His stretch from 1984 to 1987 was particularly memorable as he won an MVP, three Silver Sluggers, and a batting title while appearing in four All-Star Games, leading the league in hits twice, doubles twice, RBI once, and total bases twice.
And, he was incredible on defense during that span, too, as he picked up three of his nine career Gold Gloves.
At the time, Mattingly seemed like he was on a surefire trajectory to the Hall of Fame.
But, sadly, nagging injuries crept up on him during the 1990s, and while his defense was solid as ever, his production at the plate dropped off considerably.
The 1995 season would be Mattingly's last in MLB as a player when the Yankees brought in Tino Martinez from the Mariners in 1996 to be their full-time first baseman.
1994 Upper Deck Baseball Cards In Review
As you can see, the range in values of the cards in this set is pretty drastic.
On this list, the value goes as low as $50 for Mattingly's card in a PSA 10 holder to over $50,000 for the dual-signed Mickey Mantle and Ken Griffey Jr. card in a PSA 9 holder.
That massive range in value speaks volumes of the variety of things that this set offers to collectors.
The imagery on the cards is fantastic, the Jordan and A-Rod rookies are great, the Jeter prospect card is a must-have, and the several different autographs that are possible left so much for collectors to enjoy.
The 550-card checklist was also packed with subsets, including:
- Star Rookies (#1 - 30)
- Fantasy Team (#31 - 40)
- The Future Is Now (#41 - 55)
- Home Field Advantage (#267 - 294)
- Upper Deck Classic Alumni (#295 - 299)
- Diamond Debuts (#511 - 522)
- Top Prospects (#523 - 550)
Of all the early 1990s sets, this one packs as much variety as any.
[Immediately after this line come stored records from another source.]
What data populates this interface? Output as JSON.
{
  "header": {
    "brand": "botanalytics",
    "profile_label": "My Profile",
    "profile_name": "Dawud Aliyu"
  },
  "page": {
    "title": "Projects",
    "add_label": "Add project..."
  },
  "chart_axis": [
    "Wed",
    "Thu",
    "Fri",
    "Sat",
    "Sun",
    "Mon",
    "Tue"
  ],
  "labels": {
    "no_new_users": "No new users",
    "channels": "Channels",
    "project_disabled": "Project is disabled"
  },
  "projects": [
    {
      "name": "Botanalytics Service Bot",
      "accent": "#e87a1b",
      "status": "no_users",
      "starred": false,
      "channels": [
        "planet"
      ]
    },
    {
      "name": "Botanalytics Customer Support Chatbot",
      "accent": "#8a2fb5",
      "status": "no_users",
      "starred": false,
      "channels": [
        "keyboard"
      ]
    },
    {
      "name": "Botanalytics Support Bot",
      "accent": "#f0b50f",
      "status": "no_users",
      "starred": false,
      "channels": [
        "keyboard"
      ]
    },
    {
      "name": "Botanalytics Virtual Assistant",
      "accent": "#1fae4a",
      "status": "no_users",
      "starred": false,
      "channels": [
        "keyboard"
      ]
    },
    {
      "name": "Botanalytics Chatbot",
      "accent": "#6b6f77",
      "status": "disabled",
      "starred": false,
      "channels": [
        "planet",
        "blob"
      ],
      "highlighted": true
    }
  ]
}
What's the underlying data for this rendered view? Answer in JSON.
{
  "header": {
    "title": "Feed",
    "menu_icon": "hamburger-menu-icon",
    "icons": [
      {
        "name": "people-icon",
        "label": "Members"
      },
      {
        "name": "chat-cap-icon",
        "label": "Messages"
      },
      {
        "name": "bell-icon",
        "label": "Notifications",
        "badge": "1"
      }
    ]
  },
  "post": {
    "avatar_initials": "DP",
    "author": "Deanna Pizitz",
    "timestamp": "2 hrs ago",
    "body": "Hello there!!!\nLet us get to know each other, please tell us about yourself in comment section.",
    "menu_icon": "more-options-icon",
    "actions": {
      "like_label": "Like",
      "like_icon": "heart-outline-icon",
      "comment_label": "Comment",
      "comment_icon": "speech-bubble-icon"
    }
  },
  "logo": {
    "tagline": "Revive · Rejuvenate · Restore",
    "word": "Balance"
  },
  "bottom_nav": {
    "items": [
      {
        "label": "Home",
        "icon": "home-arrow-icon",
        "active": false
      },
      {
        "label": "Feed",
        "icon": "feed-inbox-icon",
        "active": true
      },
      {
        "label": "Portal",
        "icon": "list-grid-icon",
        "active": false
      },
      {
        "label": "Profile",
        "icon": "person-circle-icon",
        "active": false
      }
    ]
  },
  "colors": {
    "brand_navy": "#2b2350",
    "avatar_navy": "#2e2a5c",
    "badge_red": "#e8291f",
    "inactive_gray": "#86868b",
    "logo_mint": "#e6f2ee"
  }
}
If you're looking for a set with decent rookies, stars and Hall of Famers of the day and a great selection of different kinds of cards, you can't go wrong with the 1994 Upper Deck baseball set.